By Steve Smith, University Communications
It's a bit of a cliché for professors to tell students that if they work hard and do well in school, then the sky is the limit. Especially at the University of Nebraska College of Law – where that old saying is, quite literally, obsolete.
The college launched its innovative Space, Cyber and Telecommunications Law Program in 2008, becoming the nation's only master-of-laws program, or LL.M., of its kind. By uniquely infusing cyber and telecommunications law to the mix, Nebraska also has the only such program taught in English anywhere in the world.
Through the program, Nebraska law students can earn a credential aimed at legal careers surrounding everything from commercial space travel to international satellite placement, from cyber-security to privacy issues, from matters that involve the U.S. Air Force and NASA to the cable TV and Internet providers who beam information into our homes. It has drawn students from top law schools around the country, including fellow Big Ten institutions.
"These are fast-emerging areas that will continue to become more and more relevant in our daily lives. It's important that we have well-trained people with expertise in these areas. At Nebraska, we're preparing our students for this always-changing legal and technological landscape." - Matt Schaefer, professor of law and program director.
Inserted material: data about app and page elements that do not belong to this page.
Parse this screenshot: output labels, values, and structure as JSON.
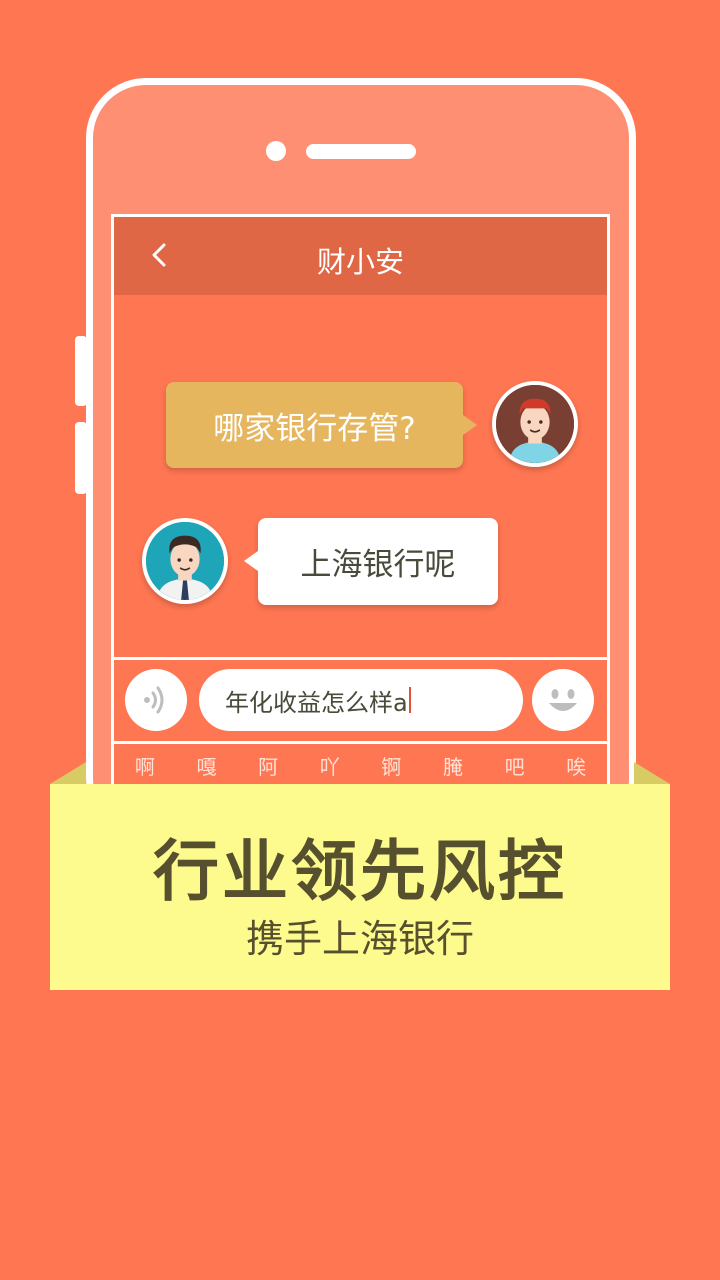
{
  "app": {
    "title": "财小安"
  },
  "chat": {
    "messages": [
      {
        "sender": "user",
        "text": "哪家银行存管?"
      },
      {
        "sender": "advisor",
        "text": "上海银行呢"
      }
    ]
  },
  "input": {
    "value": "年化收益怎么样a"
  },
  "keyboard": {
    "candidates": [
      "啊",
      "嘎",
      "阿",
      "吖",
      "锕",
      "腌",
      "吧",
      "唉"
    ]
  },
  "banner": {
    "headline": "行业领先风控",
    "subline": "携手上海银行"
  },
  "colors": {
    "background": "#FF7652",
    "topbar": "#E06746",
    "question_bubble": "#E6B65E",
    "banner": "#FEFB8E",
    "banner_text": "#56502E"
  },
  "icons": [
    "back-icon",
    "voice-icon",
    "emoji-icon"
  ]
}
Twice a year - once in Lincoln and once in Washington, D.C. -- the college also gathers national and international experts to discuss the latest topics, trends and issues in the field. It's an opportunity, Schaefer said, to expose students to authorities on the leading edge of space, cyber and telecommunications.
"Our conferences are a valuable resource, where we gather together some of the key thinkers from around the world," he said.
Every day, meanwhile, Nebraska law students interact with notable faculty such as Schaefer, who is the former director of the International Economic Affairs Office of the National Security Council; Frans von der Dunk, a consultant to the Dutch government and the European Space Agency; and, beginning this fall, Jack Beard, the former Associate General Counsel for the Department of Defense for International Affairs who previously worked on legal matters including arms control agreements, defense cooperation and weapons dismantlement programs in the former Soviet republics.
"Nebraska may seem like a long way from national security concerns, but it's actually right in the middle of it all," Beard said, noting that U.S. Strategic Command, which is responsible for important U.S. space and cyber activities, is an hour's drive to Omaha. "We have the foundation here to be a significant force in space, cyber and telecommunications law for years to come."